* _Task goal_:
Copy out the lines below that hold the word "name".

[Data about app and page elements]
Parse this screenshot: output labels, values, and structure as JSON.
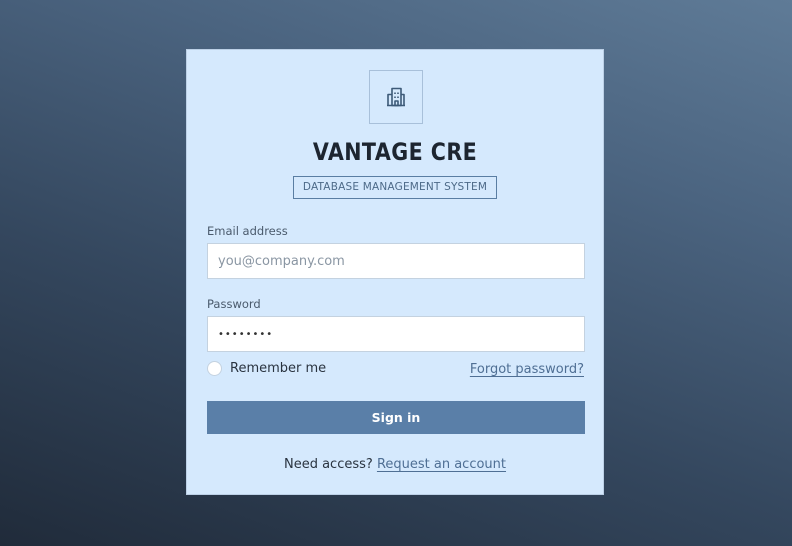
{
  "brand": {
    "title": "VANTAGE CRE",
    "subtitle": "DATABASE MANAGEMENT SYSTEM",
    "icon": "building-icon"
  },
  "form": {
    "email_label": "Email address",
    "email_placeholder": "you@company.com",
    "email_value": "",
    "password_label": "Password",
    "password_value": "••••••••",
    "remember_label": "Remember me",
    "remember_checked": false,
    "forgot_label": "Forgot password?",
    "signin_label": "Sign in"
  },
  "footer": {
    "prompt": "Need access?",
    "link_label": "Request an account"
  },
  "colors": {
    "card_bg": "#d5e9fd",
    "accent": "#5a7fa8",
    "link": "#4f6f94",
    "background_top": "#5f7b97",
    "background_bottom": "#202b3a"
  }
}
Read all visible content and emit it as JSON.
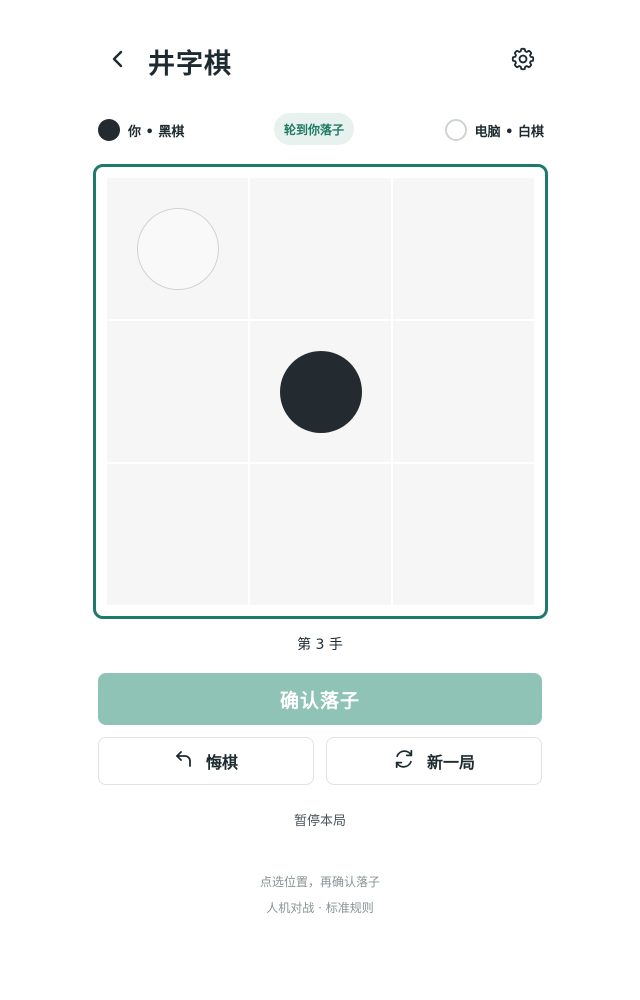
{
  "header": {
    "title": "井字棋",
    "back_icon": "chevron-left-icon",
    "settings_icon": "gear-icon"
  },
  "players": {
    "you": {
      "label": "你 • 黑棋",
      "stone": "black"
    },
    "cpu": {
      "label": "电脑 • 白棋",
      "stone": "white"
    },
    "turn_badge": "轮到你落子"
  },
  "board": {
    "rows": 3,
    "cols": 3,
    "cells": [
      "white",
      "",
      "",
      "",
      "black",
      "",
      "",
      "",
      ""
    ]
  },
  "move_count": "第 3 手",
  "actions": {
    "confirm_label": "确认落子",
    "confirm_enabled": false,
    "undo_label": "悔棋",
    "undo_icon": "undo-arrow-icon",
    "new_game_label": "新一局",
    "new_game_icon": "refresh-icon",
    "pause_label": "暂停本局"
  },
  "footer": {
    "hint": "点选位置，再确认落子",
    "mode": "人机对战 · 标准规则"
  },
  "colors": {
    "accent": "#1e7a6b",
    "confirm_disabled": "#8fc3b5",
    "badge_bg": "#e7f2ef",
    "badge_text": "#1f7a64",
    "cell_bg": "#f5f6f5",
    "black_stone": "#232b30",
    "white_stone": "#f9f9f9"
  }
}
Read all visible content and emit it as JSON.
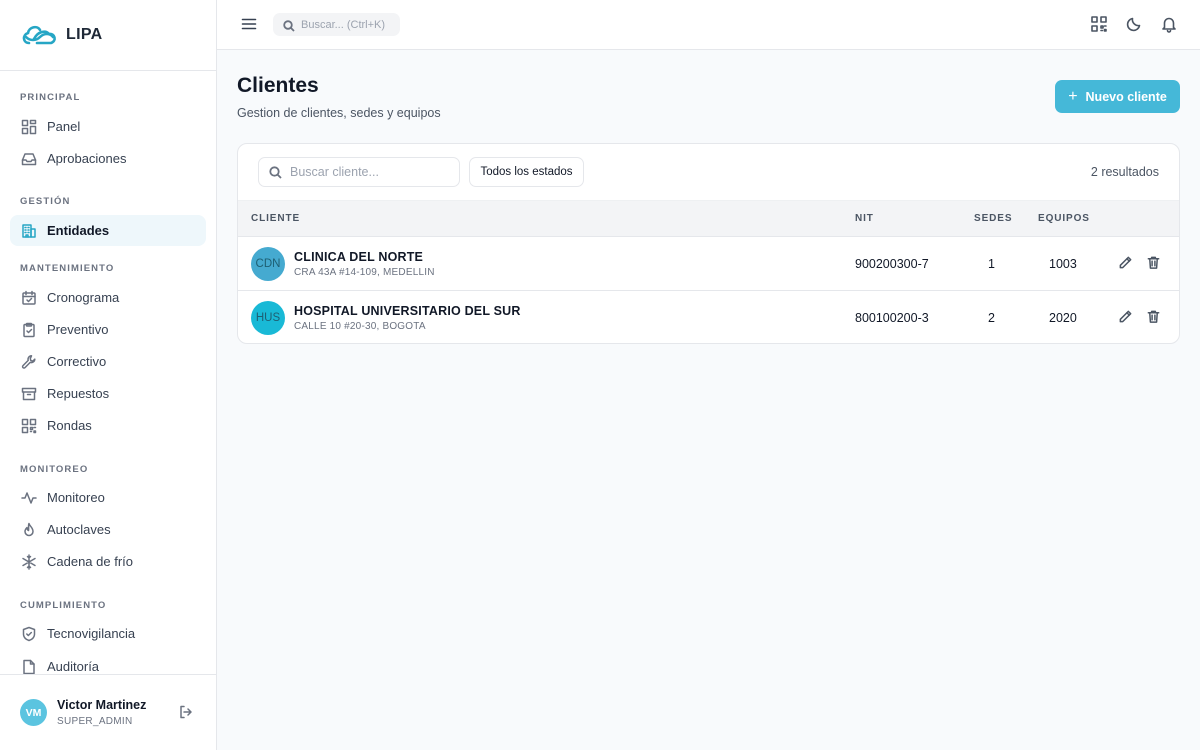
{
  "brand": {
    "name": "LIPA",
    "color": "#26a6c5"
  },
  "sidebar": {
    "sections": [
      {
        "title": "PRINCIPAL",
        "items": [
          {
            "label": "Panel",
            "icon": "grid-icon"
          },
          {
            "label": "Aprobaciones",
            "icon": "inbox-icon"
          }
        ]
      },
      {
        "title": "GESTIÓN",
        "items": [
          {
            "label": "Entidades",
            "icon": "building-icon",
            "active": true
          }
        ]
      },
      {
        "title": "MANTENIMIENTO",
        "items": [
          {
            "label": "Cronograma",
            "icon": "calendar-icon"
          },
          {
            "label": "Preventivo",
            "icon": "clipboard-icon"
          },
          {
            "label": "Correctivo",
            "icon": "wrench-icon"
          },
          {
            "label": "Repuestos",
            "icon": "archive-icon"
          },
          {
            "label": "Rondas",
            "icon": "qr-icon"
          }
        ]
      },
      {
        "title": "MONITOREO",
        "items": [
          {
            "label": "Monitoreo",
            "icon": "activity-icon"
          },
          {
            "label": "Autoclaves",
            "icon": "flame-icon"
          },
          {
            "label": "Cadena de frío",
            "icon": "snowflake-icon"
          }
        ]
      },
      {
        "title": "CUMPLIMIENTO",
        "items": [
          {
            "label": "Tecnovigilancia",
            "icon": "shield-icon"
          },
          {
            "label": "Auditoría",
            "icon": "file-icon"
          }
        ]
      }
    ]
  },
  "user": {
    "initials": "VM",
    "name": "Victor Martinez",
    "role": "SUPER_ADMIN"
  },
  "topbar": {
    "search_placeholder": "Buscar... (Ctrl+K)"
  },
  "page": {
    "title": "Clientes",
    "subtitle": "Gestion de clientes, sedes y equipos",
    "new_button": {
      "icon": "+",
      "label": "Nuevo cliente"
    }
  },
  "filters": {
    "search_placeholder": "Buscar cliente...",
    "status_label": "Todos los estados",
    "results": "2 resultados"
  },
  "table": {
    "headers": {
      "cliente": "CLIENTE",
      "nit": "NIT",
      "sedes": "SEDES",
      "equipos": "EQUIPOS"
    },
    "rows": [
      {
        "initials": "CDN",
        "avatar_color": "#45aad0",
        "name": "CLINICA DEL NORTE",
        "address": "CRA 43A #14-109, MEDELLIN",
        "nit": "900200300-7",
        "sedes": "1",
        "equipos": "1003"
      },
      {
        "initials": "HUS",
        "avatar_color": "#19b9d6",
        "name": "HOSPITAL UNIVERSITARIO DEL SUR",
        "address": "CALLE 10 #20-30, BOGOTA",
        "nit": "800100200-3",
        "sedes": "2",
        "equipos": "2020"
      }
    ]
  }
}
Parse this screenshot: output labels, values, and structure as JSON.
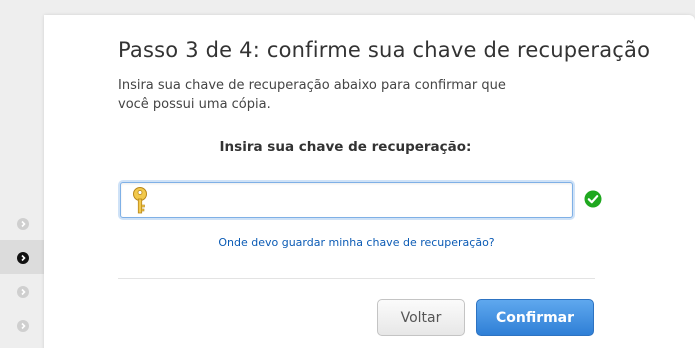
{
  "title": "Passo 3 de 4: confirme sua chave de recuperação",
  "description": "Insira sua chave de recuperação abaixo para confirmar que você possui uma cópia.",
  "field": {
    "label": "Insira sua chave de recuperação:",
    "value": "",
    "valid": true
  },
  "help_link": "Onde devo guardar minha chave de recuperação?",
  "buttons": {
    "back": "Voltar",
    "confirm": "Confirmar"
  },
  "steps": [
    {
      "state": "inactive"
    },
    {
      "state": "current"
    },
    {
      "state": "inactive"
    },
    {
      "state": "inactive"
    }
  ],
  "colors": {
    "accent": "#2f7fd6",
    "link": "#0b5bb5",
    "success": "#1fa81f",
    "key": "#e3b12c"
  },
  "icons": {
    "step": "chevron-right-circle-icon",
    "input": "key-icon",
    "status": "checkmark-circle-icon"
  }
}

* _Result of this task_:
    "name": "LIPA",
    "name": "Victor Martinez",
        "name": "CLINICA DEL NORTE",
        "name": "HOSPITAL UNIVERSITARIO DEL SUR",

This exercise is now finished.